Anne van Kesteren

Improved styling abbr in IE

I "improved" the Javascript function that is used for styling abbr in IE. I haven't changed it on this site yet but I think I will, since it's quite useful if you want to user more attributes than just the title attribute. For a Dutch website I had to use an English abbreviation so I need 'it to use the xml:lang attribute. I did, but then the function styleAbbr() doesn't work anymore. This is mine:

function abbrToSpan(){
 var newSourceCode;
    newSourceCode           = document.body.innerHTML;
    newSourceCode           = newSourceCode.replace('<ABBR','<SPAN class="abbr"');
    newSourceCode           = newSourceCode.replace('</ABBR>','</SPAN>');
    document.body.innerHTML = newSourceCode;

window.onload = function(){
 /* other onloads */

isIE = (document.all) ? true:false;

As you can see I do not use a regular expression, but just a simple find and replace, which in this situation works like intented. Resources: Styling <abbr> in IE.


  1. Well Anne, this is very handy.

    You don't mind if I steal this one :))?

    Posted by Minz Meyer at

  2. It's open source, like all JavaScript (I'm excluding server-side JavaScript here). I already sent an e-mail to the original author, but he hasn't replied yet.

    Posted by Anne at
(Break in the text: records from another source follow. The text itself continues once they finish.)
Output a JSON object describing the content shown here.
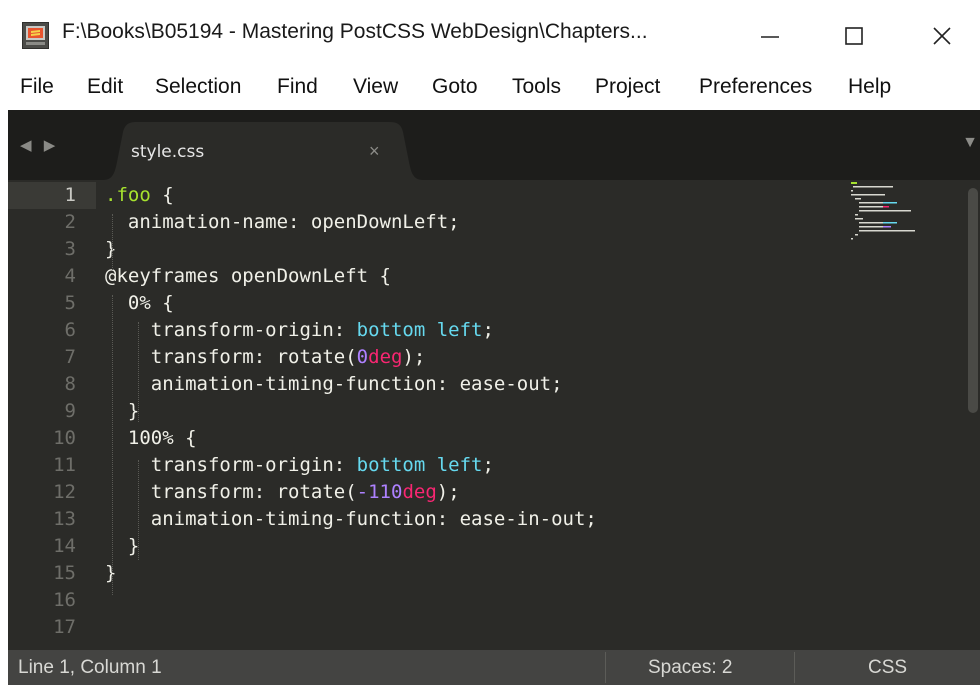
{
  "window": {
    "title": "F:\\Books\\B05194 - Mastering PostCSS WebDesign\\Chapters...",
    "minimize_glyph": "—",
    "maximize_glyph": "☐",
    "close_glyph": "✕"
  },
  "menu": [
    "File",
    "Edit",
    "Selection",
    "Find",
    "View",
    "Goto",
    "Tools",
    "Project",
    "Preferences",
    "Help"
  ],
  "tabs": {
    "nav_arrows": "◀ ▶",
    "active": {
      "label": "style.css",
      "close_glyph": "×"
    },
    "dropdown_glyph": "▼"
  },
  "editor": {
    "active_line": 1,
    "line_numbers": [
      "1",
      "2",
      "3",
      "4",
      "5",
      "6",
      "7",
      "8",
      "9",
      "10",
      "11",
      "12",
      "13",
      "14",
      "15",
      "16",
      "17"
    ],
    "lines": [
      [
        {
          "t": ".foo",
          "c": "sel"
        },
        {
          "t": " {",
          "c": "plain"
        }
      ],
      [
        {
          "t": "  animation-name: openDownLeft;",
          "c": "plain"
        }
      ],
      [
        {
          "t": "}",
          "c": "plain"
        }
      ],
      [
        {
          "t": "@keyframes openDownLeft {",
          "c": "at"
        }
      ],
      [
        {
          "t": "  0% {",
          "c": "plain"
        }
      ],
      [
        {
          "t": "    transform-origin: ",
          "c": "plain"
        },
        {
          "t": "bottom left",
          "c": "val"
        },
        {
          "t": ";",
          "c": "plain"
        }
      ],
      [
        {
          "t": "    transform: rotate(",
          "c": "plain"
        },
        {
          "t": "0",
          "c": "num"
        },
        {
          "t": "deg",
          "c": "unit"
        },
        {
          "t": ");",
          "c": "plain"
        }
      ],
      [
        {
          "t": "    animation-timing-function: ease-out;",
          "c": "plain"
        }
      ],
      [
        {
          "t": "  }",
          "c": "plain"
        }
      ],
      [
        {
          "t": "  100% {",
          "c": "plain"
        }
      ],
      [
        {
          "t": "    transform-origin: ",
          "c": "plain"
        },
        {
          "t": "bottom left",
          "c": "val"
        },
        {
          "t": ";",
          "c": "plain"
        }
      ],
      [
        {
          "t": "    transform: rotate(",
          "c": "plain"
        },
        {
          "t": "-110",
          "c": "num"
        },
        {
          "t": "deg",
          "c": "unit"
        },
        {
          "t": ");",
          "c": "plain"
        }
      ],
      [
        {
          "t": "    animation-timing-function: ease-in-out;",
          "c": "plain"
        }
      ],
      [
        {
          "t": "  }",
          "c": "plain"
        }
      ],
      [
        {
          "t": "}",
          "c": "plain"
        }
      ],
      [],
      []
    ]
  },
  "status": {
    "position": "Line 1, Column 1",
    "indentation": "Spaces: 2",
    "syntax": "CSS"
  },
  "colors": {
    "editor_bg": "#2b2b28",
    "tabbar_bg": "#1d1d1b",
    "statusbar_bg": "#444442",
    "selector": "#a6e22e",
    "value_keyword": "#66d9ef",
    "number": "#ae81ff",
    "unit": "#f92672",
    "text": "#f0f0e8"
  },
  "icons": {
    "app": "sublime-text-icon"
  }
}
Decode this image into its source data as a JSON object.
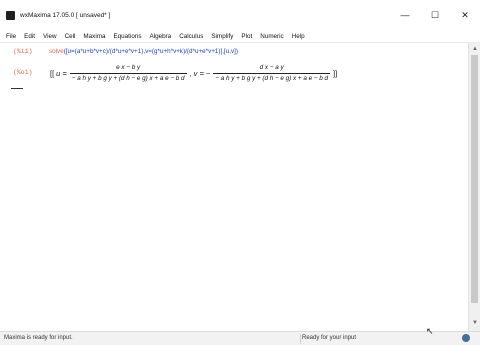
{
  "window": {
    "title": "wxMaxima 17.05.0 [ unsaved* ]",
    "minimize": "—",
    "maximize": "☐",
    "close": "✕"
  },
  "menu": [
    "File",
    "Edit",
    "View",
    "Cell",
    "Maxima",
    "Equations",
    "Algebra",
    "Calculus",
    "Simplify",
    "Plot",
    "Numeric",
    "Help"
  ],
  "cells": {
    "input_label": "(%i1)",
    "input_fn": "solve",
    "input_args": "([u=(a*u+b*v+c)/(d*u+e*v+1),v=(g*u+h*v+k)/(d*u+e*v+1)],[u,v])",
    "output_label": "(%o1)",
    "output": {
      "open": "[[",
      "u_lhs": "u =",
      "u_num": "e x − b y",
      "u_den": "− a h y + b g y + (d h − e g) x + a e − b d",
      "sep": ",",
      "v_lhs": "v = −",
      "v_num": "d x − a y",
      "v_den": "− a h y + b g y + (d h − e g) x + a e − b d",
      "close": "]]"
    }
  },
  "status": {
    "left": "Maxima is ready for input.",
    "right": "Ready for your input"
  }
}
  3. I find the original method (inserting span with JavaScript) rather puzzling. If you are going to use scripting to do this, why not just serve up abbr as acronym to IE browsers? You can still apply a aurally-styled class attribute to ensure abbreviations are spelled out by screen readers, a visual users won't care anyway. Doing it this way saves having to put in a meaningless span element.

    Posted by Simon Jessey at

  4. well they are two different things the abbr and the acronym, so mixing those as a workaround for IE is not an option (at least i think ;))

    Posted by Folkert at

  5. abbr and acronym are indeed different, from a semantic point of view. Acronyms are a subset of abbreviations. Since Internet Explorer lacks support for abbr (and this comes from a misunderstanding of what abbreviations and acronyms are), the logical solution is simply to serve IE users with the semantically-incorrect alternative.

    There is some good news. Assuming that most browsers will eventually support XHTML 2.0, it must follow that Internet Explorer will eventually support abbr, since acronym does not feature in the specification.

    Posted by Simon Jessey at

  6. I think I stick to span, 'cause it's in my opinion more semantically correct in conjunction with the class attribute, which adds semantic value to the span element.

    Posted by Anne at

  7. I can see your point of view, Anne, but I must disagree, for the same reasons that I don't like the multi-SPANNED approach to the CSS Zen Garden. Adding elements as style hooks seems to be contrary to the goal of separating content from presentation. Even the use of class attributes should be minimized.

    In this particular case, the span element ONLY has semantic value when associated with an explanatory class attribute. It has no semantic value on its own.

    Posted by Simon Jessey at